“The general object of the Law is twofold: the well-being of the soul, and the well-being of the body. The well-being of the soul is promoted by correct opinions communicated to the people according to their capacity. … The well-being of the body is established by a proper management of the relations in which we live one to another. This we can attain in two ways: first by removing all violence from our midst: that is to say, that we do not do every one as he pleases, desires, and is able to do; but every one of us does that which contributes towards the common welfare. Secondly, by teaching every one of us such good morals as must produce a good social state. Of these two objects, the one, the well-being of the soul, or the communication of correct opinions, comes undoubtedly first in rank, but the other, the well-being of the body, the government of the state, and the establishment of the best possible relations among men, is anterior in nature and time.” (MN 3:27)
In other words, the second objective, the establishment of a lawful society based on morals and ethics is a stepping-stone towards the ultimate goal of acquiring correct theological opinions.
“It is also the object of the perfect Law to make man reject, despise, and reduce his desires as much as is in his power. He should only give way to them when absolutely necessary. It is well known that it is intemperance in eating, drinking, and sexual intercourse that people mostly rave and indulge in; and these very things counteract the ulterior perfection of man, impede at the same time the development of his first perfection, and generally disturb the social order of the country and the economy of the family. For by following entirely the guidance of lust, in the manner of fools, man loses his intellectual energy, injures his body, and perishes before his natural time; sighs and cares multiply; there is an increase of envy, hatred, and warfare for the purpose of taking what another possesses.” (MN 3:33)
Moral and ethics are not only necessary for the good and lawful functioning of society, they are also necessary to our intellectual development. If all our intellectual energies are directed towards self-gratification, there is no room for intellectual development. Furthermore, our perspective becomes distorted where banal things take on great importance clouding our judgment.

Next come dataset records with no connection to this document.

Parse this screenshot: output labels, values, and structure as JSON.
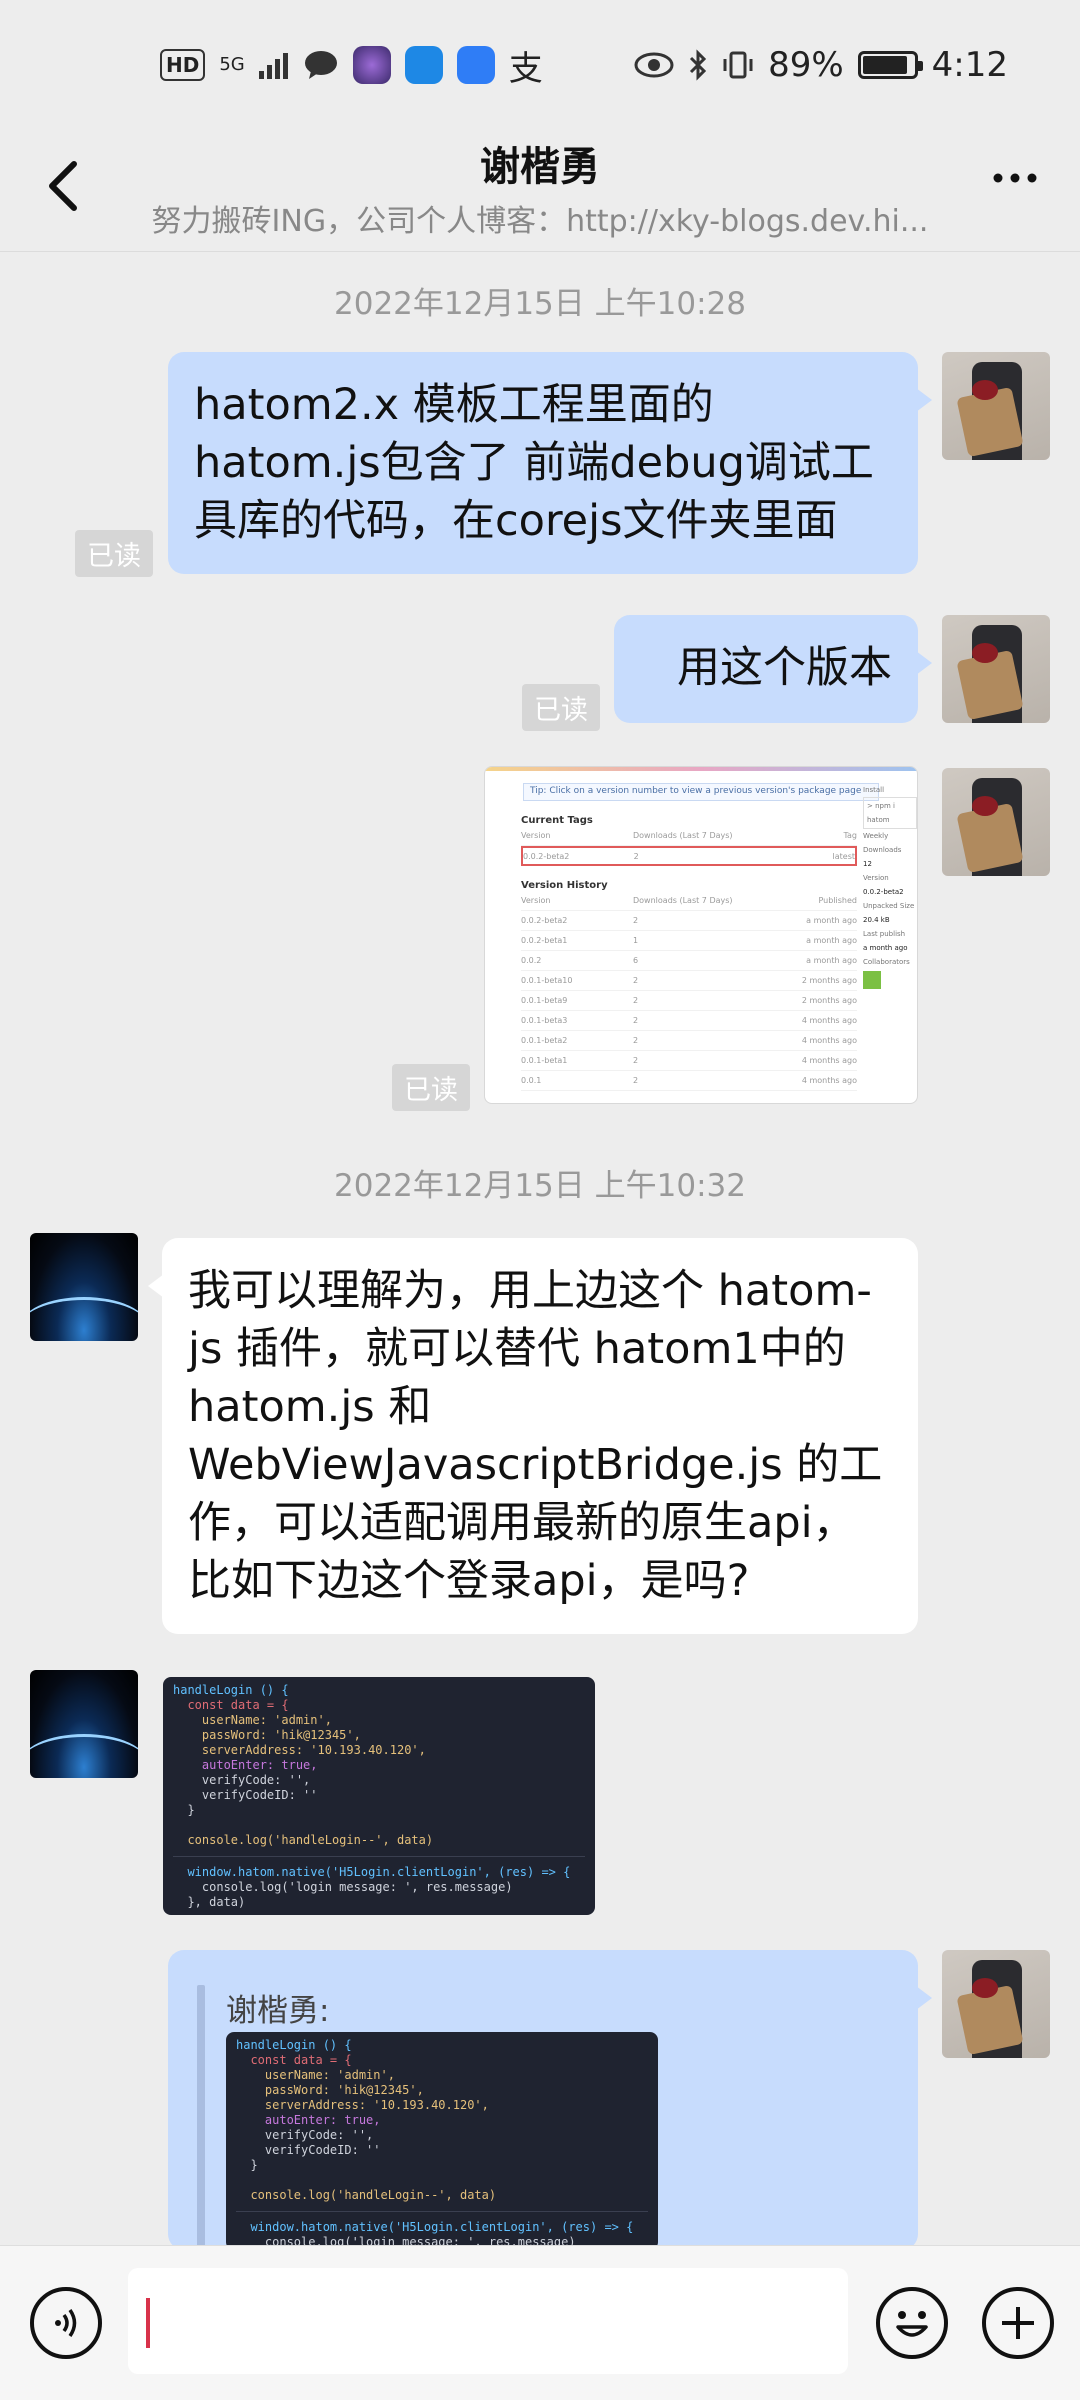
{
  "status_bar": {
    "hd": "HD",
    "signal": "5G",
    "battery_pct": "89%",
    "battery_level": 0.89,
    "time": "4:12"
  },
  "header": {
    "title": "谢楷勇",
    "subtitle": "努力搬砖ING，公司个人博客：http://xky-blogs.dev.hi...",
    "back_icon": "chevron-left-icon",
    "more_icon": "more-dots-icon"
  },
  "messages": {
    "time1": "2022年12月15日 上午10:28",
    "msg1": "hatom2.x 模板工程里面的hatom.js包含了 前端debug调试工具库的代码，在corejs文件夹里面",
    "msg2": "用这个版本",
    "read_label": "已读",
    "time2": "2022年12月15日 上午10:32",
    "msg4": "我可以理解为，用上边这个 hatom-js 插件，就可以替代 hatom1中的  hatom.js 和 WebViewJavascriptBridge.js 的工作，可以适配调用最新的原生api，比如下边这个登录api，是吗?",
    "quote_sender": "谢楷勇:"
  },
  "npm_screenshot": {
    "tip": "Tip: Click on a version number to view a previous version's package page",
    "current_tags": "Current Tags",
    "version_history": "Version History",
    "headers": [
      "Version",
      "Downloads (Last 7 Days)",
      "Tag"
    ],
    "history_headers": [
      "Version",
      "Downloads (Last 7 Days)",
      "Published"
    ],
    "current_row": [
      "0.0.2-beta2",
      "2",
      "latest"
    ],
    "history_rows": [
      [
        "0.0.2-beta2",
        "2",
        "a month ago"
      ],
      [
        "0.0.2-beta1",
        "1",
        "a month ago"
      ],
      [
        "0.0.2",
        "6",
        "a month ago"
      ],
      [
        "0.0.1-beta10",
        "2",
        "2 months ago"
      ],
      [
        "0.0.1-beta9",
        "2",
        "2 months ago"
      ],
      [
        "0.0.1-beta3",
        "2",
        "4 months ago"
      ],
      [
        "0.0.1-beta2",
        "2",
        "4 months ago"
      ],
      [
        "0.0.1-beta1",
        "2",
        "4 months ago"
      ],
      [
        "0.0.1",
        "2",
        "4 months ago"
      ]
    ],
    "side": [
      "Install",
      "> npm i hatom",
      "Weekly Downloads",
      "12",
      "Version",
      "0.0.2-beta2",
      "Unpacked Size",
      "20.4 kB",
      "Last publish",
      "a month ago",
      "Collaborators"
    ]
  },
  "code": {
    "l1": "handleLogin () {",
    "l2": "  const data = {",
    "l3": "    userName: 'admin',",
    "l4": "    passWord: 'hik@12345',",
    "l5": "    serverAddress: '10.193.40.120',",
    "l6": "    autoEnter: true,",
    "l7": "    verifyCode: '',",
    "l8": "    verifyCodeID: ''",
    "l9": "  }",
    "l10": "  console.log('handleLogin--', data)",
    "l11": "  window.hatom.native('H5Login.clientLogin', (res) => {",
    "l12": "    console.log('login message: ', res.message)",
    "l13": "  }, data)"
  },
  "input_bar": {
    "voice_icon": "voice-icon",
    "emoji_icon": "emoji-icon",
    "plus_icon": "plus-icon"
  }
}
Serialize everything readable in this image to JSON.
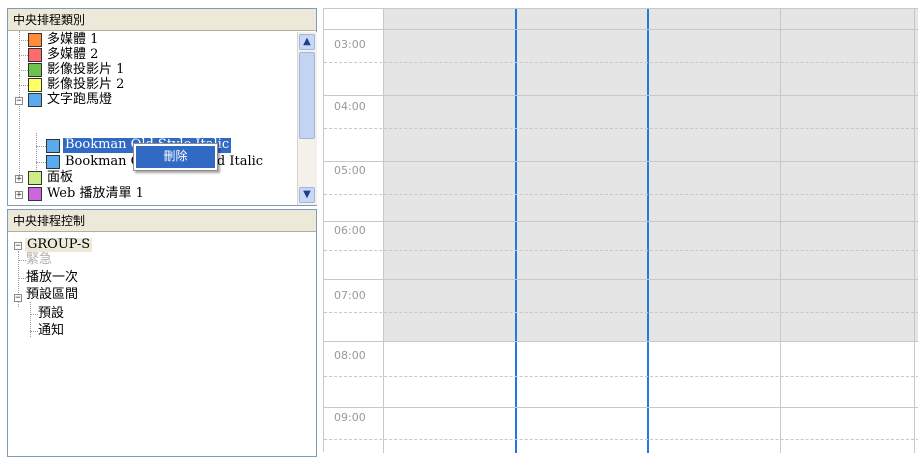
{
  "category_panel": {
    "title": "中央排程類別",
    "items": [
      {
        "label": "多媒體 1",
        "color": "#ff8c3a"
      },
      {
        "label": "多媒體 2",
        "color": "#ff6b6b"
      },
      {
        "label": "影像投影片 1",
        "color": "#6cc24a"
      },
      {
        "label": "影像投影片 2",
        "color": "#ffff66"
      },
      {
        "label": "文字跑馬燈",
        "color": "#5aaaf0",
        "expanded": true
      },
      {
        "label": "Bookman Old Style Italic",
        "color": "#5aaaf0",
        "selected": true
      },
      {
        "label": "Bookman Old Style Bold Italic",
        "color": "#5aaaf0"
      },
      {
        "label": "面板",
        "color": "#ccee88"
      },
      {
        "label": "Web 播放清單 1",
        "color": "#cc66dd"
      }
    ]
  },
  "context_menu": {
    "items": [
      {
        "label": "刪除"
      }
    ]
  },
  "control_panel": {
    "title": "中央排程控制",
    "root": "GROUP-S",
    "children": [
      {
        "label": "緊急",
        "disabled": true
      },
      {
        "label": "播放一次"
      },
      {
        "label": "預設區間",
        "expanded": true,
        "children": [
          {
            "label": "預設"
          },
          {
            "label": "通知"
          }
        ]
      }
    ]
  },
  "calendar": {
    "times": [
      "03:00",
      "04:00",
      "05:00",
      "06:00",
      "07:00",
      "08:00",
      "09:00"
    ],
    "busy_hours_end": "08:00",
    "busy_color": "#e5e5e5",
    "separator_color": "#1e7be0"
  }
}
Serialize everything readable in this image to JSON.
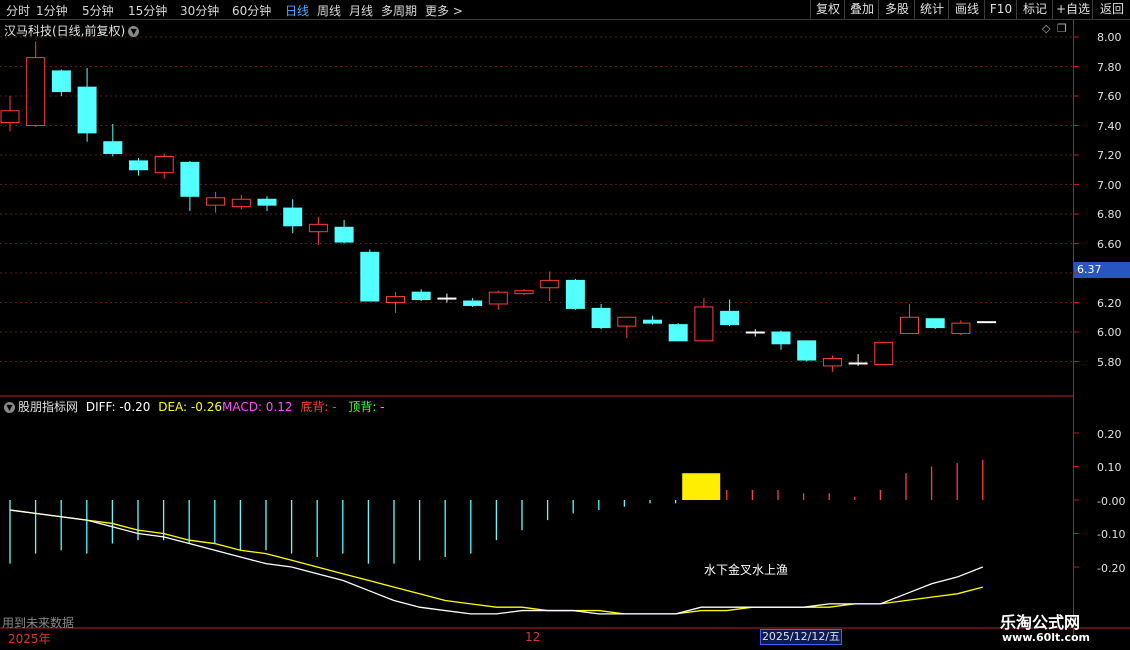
{
  "toolbar": {
    "periods": [
      "分时",
      "1分钟",
      "5分钟",
      "15分钟",
      "30分钟",
      "60分钟",
      "日线",
      "周线",
      "月线",
      "多周期",
      "更多 >"
    ],
    "active_period": "日线",
    "right_buttons": [
      "复权",
      "叠加",
      "多股",
      "统计",
      "画线",
      "F10",
      "标记",
      "+自选",
      "返回"
    ]
  },
  "main_chart": {
    "title": "汉马科技(日线,前复权)",
    "current_price_tag": "6.37",
    "y_ticks": [
      "8.00",
      "7.80",
      "7.60",
      "7.40",
      "7.20",
      "7.00",
      "6.80",
      "6.60",
      "6.40",
      "6.20",
      "6.00",
      "5.80"
    ]
  },
  "indicator": {
    "name": "股朋指标网",
    "diff_label": "DIFF: -0.20",
    "dea_label": "DEA: -0.26",
    "macd_label": "MACD: 0.12",
    "bottom_div_label": "底背: -",
    "top_div_label": "顶背: -",
    "y_ticks": [
      "0.20",
      "0.10",
      "-0.00",
      "-0.10",
      "-0.20"
    ],
    "annotation": "水下金叉水上渔"
  },
  "footer": {
    "year_label": "2025年",
    "month_label": "12",
    "date_box": "2025/12/12/五",
    "future_label": "用到未来数据"
  },
  "watermark": {
    "line1": "乐淘公式网",
    "line2": "www.60lt.com"
  },
  "colors": {
    "up": "#ff3c3c",
    "down": "#54ffff",
    "diff": "#ffffff",
    "dea": "#ffff00",
    "highlight": "#ffee00",
    "axis": "#b02020"
  },
  "chart_data": {
    "type": "candlestick",
    "ylim": [
      5.7,
      8.05
    ],
    "candles": [
      {
        "o": 7.42,
        "c": 7.5,
        "h": 7.6,
        "l": 7.36
      },
      {
        "o": 7.4,
        "c": 7.86,
        "h": 7.97,
        "l": 7.39
      },
      {
        "o": 7.77,
        "c": 7.63,
        "h": 7.78,
        "l": 7.6
      },
      {
        "o": 7.66,
        "c": 7.35,
        "h": 7.79,
        "l": 7.29
      },
      {
        "o": 7.29,
        "c": 7.21,
        "h": 7.41,
        "l": 7.19
      },
      {
        "o": 7.16,
        "c": 7.1,
        "h": 7.18,
        "l": 7.06
      },
      {
        "o": 7.08,
        "c": 7.19,
        "h": 7.21,
        "l": 7.04
      },
      {
        "o": 7.15,
        "c": 6.92,
        "h": 7.16,
        "l": 6.82
      },
      {
        "o": 6.86,
        "c": 6.91,
        "h": 6.95,
        "l": 6.81
      },
      {
        "o": 6.85,
        "c": 6.9,
        "h": 6.93,
        "l": 6.83
      },
      {
        "o": 6.9,
        "c": 6.86,
        "h": 6.92,
        "l": 6.82
      },
      {
        "o": 6.84,
        "c": 6.72,
        "h": 6.9,
        "l": 6.67
      },
      {
        "o": 6.68,
        "c": 6.73,
        "h": 6.78,
        "l": 6.59
      },
      {
        "o": 6.71,
        "c": 6.61,
        "h": 6.76,
        "l": 6.6
      },
      {
        "o": 6.54,
        "c": 6.21,
        "h": 6.56,
        "l": 6.21
      },
      {
        "o": 6.2,
        "c": 6.24,
        "h": 6.27,
        "l": 6.13
      },
      {
        "o": 6.27,
        "c": 6.22,
        "h": 6.29,
        "l": 6.21
      },
      {
        "o": 6.23,
        "c": 6.23,
        "h": 6.26,
        "l": 6.2
      },
      {
        "o": 6.21,
        "c": 6.18,
        "h": 6.23,
        "l": 6.17
      },
      {
        "o": 6.19,
        "c": 6.27,
        "h": 6.28,
        "l": 6.15
      },
      {
        "o": 6.26,
        "c": 6.28,
        "h": 6.29,
        "l": 6.25
      },
      {
        "o": 6.3,
        "c": 6.35,
        "h": 6.41,
        "l": 6.21
      },
      {
        "o": 6.35,
        "c": 6.16,
        "h": 6.36,
        "l": 6.15
      },
      {
        "o": 6.16,
        "c": 6.03,
        "h": 6.19,
        "l": 6.02
      },
      {
        "o": 6.04,
        "c": 6.1,
        "h": 6.1,
        "l": 5.96
      },
      {
        "o": 6.08,
        "c": 6.06,
        "h": 6.11,
        "l": 6.05
      },
      {
        "o": 6.05,
        "c": 5.94,
        "h": 6.06,
        "l": 5.94
      },
      {
        "o": 5.94,
        "c": 6.17,
        "h": 6.23,
        "l": 5.94
      },
      {
        "o": 6.14,
        "c": 6.05,
        "h": 6.22,
        "l": 6.04
      },
      {
        "o": 6.0,
        "c": 6.0,
        "h": 6.02,
        "l": 5.97
      },
      {
        "o": 6.0,
        "c": 5.92,
        "h": 6.01,
        "l": 5.88
      },
      {
        "o": 5.94,
        "c": 5.81,
        "h": 5.94,
        "l": 5.8
      },
      {
        "o": 5.77,
        "c": 5.82,
        "h": 5.84,
        "l": 5.73
      },
      {
        "o": 5.79,
        "c": 5.79,
        "h": 5.85,
        "l": 5.77
      },
      {
        "o": 5.78,
        "c": 5.93,
        "h": 5.93,
        "l": 5.78
      },
      {
        "o": 5.99,
        "c": 6.1,
        "h": 6.19,
        "l": 5.99
      },
      {
        "o": 6.09,
        "c": 6.03,
        "h": 6.09,
        "l": 6.02
      },
      {
        "o": 5.99,
        "c": 6.06,
        "h": 6.08,
        "l": 5.98
      },
      {
        "o": 6.07,
        "c": 6.07,
        "h": 6.07,
        "l": 6.07
      }
    ],
    "macd_ylim": [
      -0.38,
      0.3
    ],
    "macd_bars": [
      -0.19,
      -0.16,
      -0.15,
      -0.16,
      -0.13,
      -0.12,
      -0.12,
      -0.13,
      -0.13,
      -0.15,
      -0.15,
      -0.16,
      -0.17,
      -0.16,
      -0.19,
      -0.19,
      -0.18,
      -0.17,
      -0.16,
      -0.12,
      -0.09,
      -0.06,
      -0.04,
      -0.03,
      -0.02,
      -0.01,
      -0.01,
      0.08,
      0.03,
      0.03,
      0.03,
      0.02,
      0.02,
      0.01,
      0.03,
      0.08,
      0.1,
      0.11,
      0.12
    ],
    "highlight_bar_index": 27,
    "diff": [
      -0.03,
      -0.04,
      -0.05,
      -0.06,
      -0.08,
      -0.1,
      -0.11,
      -0.13,
      -0.15,
      -0.17,
      -0.19,
      -0.2,
      -0.22,
      -0.24,
      -0.27,
      -0.3,
      -0.32,
      -0.33,
      -0.34,
      -0.34,
      -0.33,
      -0.33,
      -0.33,
      -0.34,
      -0.34,
      -0.34,
      -0.34,
      -0.32,
      -0.32,
      -0.32,
      -0.32,
      -0.32,
      -0.31,
      -0.31,
      -0.31,
      -0.28,
      -0.25,
      -0.23,
      -0.2
    ],
    "dea": [
      -0.03,
      -0.04,
      -0.05,
      -0.06,
      -0.07,
      -0.09,
      -0.1,
      -0.12,
      -0.13,
      -0.15,
      -0.16,
      -0.18,
      -0.2,
      -0.22,
      -0.24,
      -0.26,
      -0.28,
      -0.3,
      -0.31,
      -0.32,
      -0.32,
      -0.33,
      -0.33,
      -0.33,
      -0.34,
      -0.34,
      -0.34,
      -0.33,
      -0.33,
      -0.32,
      -0.32,
      -0.32,
      -0.32,
      -0.31,
      -0.31,
      -0.3,
      -0.29,
      -0.28,
      -0.26
    ]
  }
}
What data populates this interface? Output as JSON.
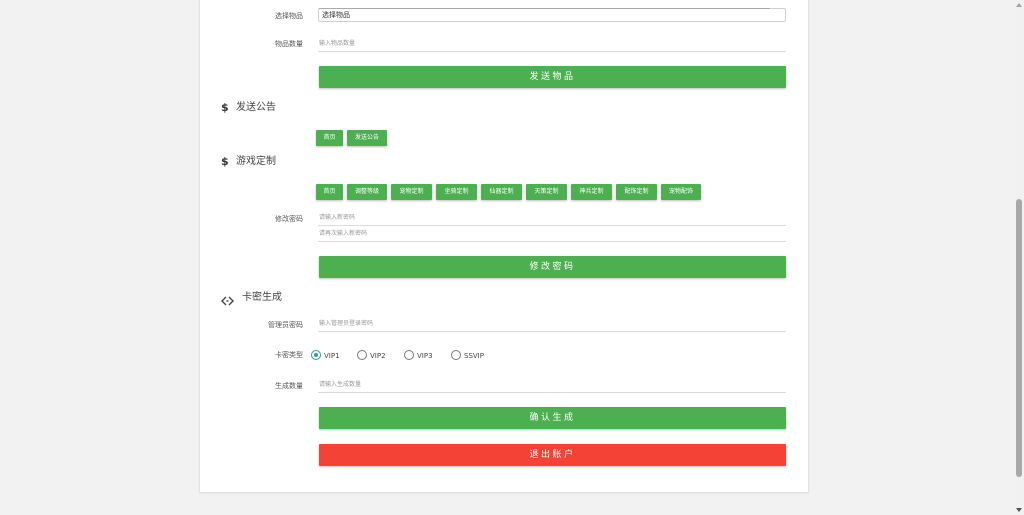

The commandments have to address not only individuals with their great variation of personality and nature but also society as a whole while at the same time stimulating their thinking, both the individual and the collective. A commandment will affect different people differently. It will affect different societies and cultures differently. As humanity advances and as the Jewish people develop, the same Mitzvah may affect them differently than it did other generations. The Torah tells us that the Mitzvot are eternal and will be binding on all generations no matter how developed we are. Indeed, even when the utopian society develops, the Messianic times, no Mitzvah will become obsolete. Obviously, for the commandments to remain relevant at all times, their meaning changes with every person and for every society. Blowing the Shofar may take on a different meaning for someone who lived in medieval times when noisemaking was part of warfare and someone who lives in modern times when such methods are obsolete. It will take on a different meaning for someone who is philosophically inclined and one who is not. It will however affect everyone in his own way and accomplish its underlying purpose which is to make us aware and think about the One who commanded it, again each of us at his level of understanding. Clearly, giving an explicit reason for the commandment would be counterproductive. That is how I understand Rambam at the end of Hilchot Me’ilah –
A person should contemplate the laws of the Holy Torah and [strive to] understand their ultimate purpose to the best of his ability. When confronted by something [a Mitzvah] that he cannot find a reason for nor a purpose, it should not be made light of and he should not attempt to climb to high levels [make up reasons that are not rational – DG] lest he stray [outside the fence]. He should also not think about them in a way he would about mundane matters. (I will leave the rest without translation).
I wish all my friends and readers a Ketiva Vechatima Tova and a good and meaningful year.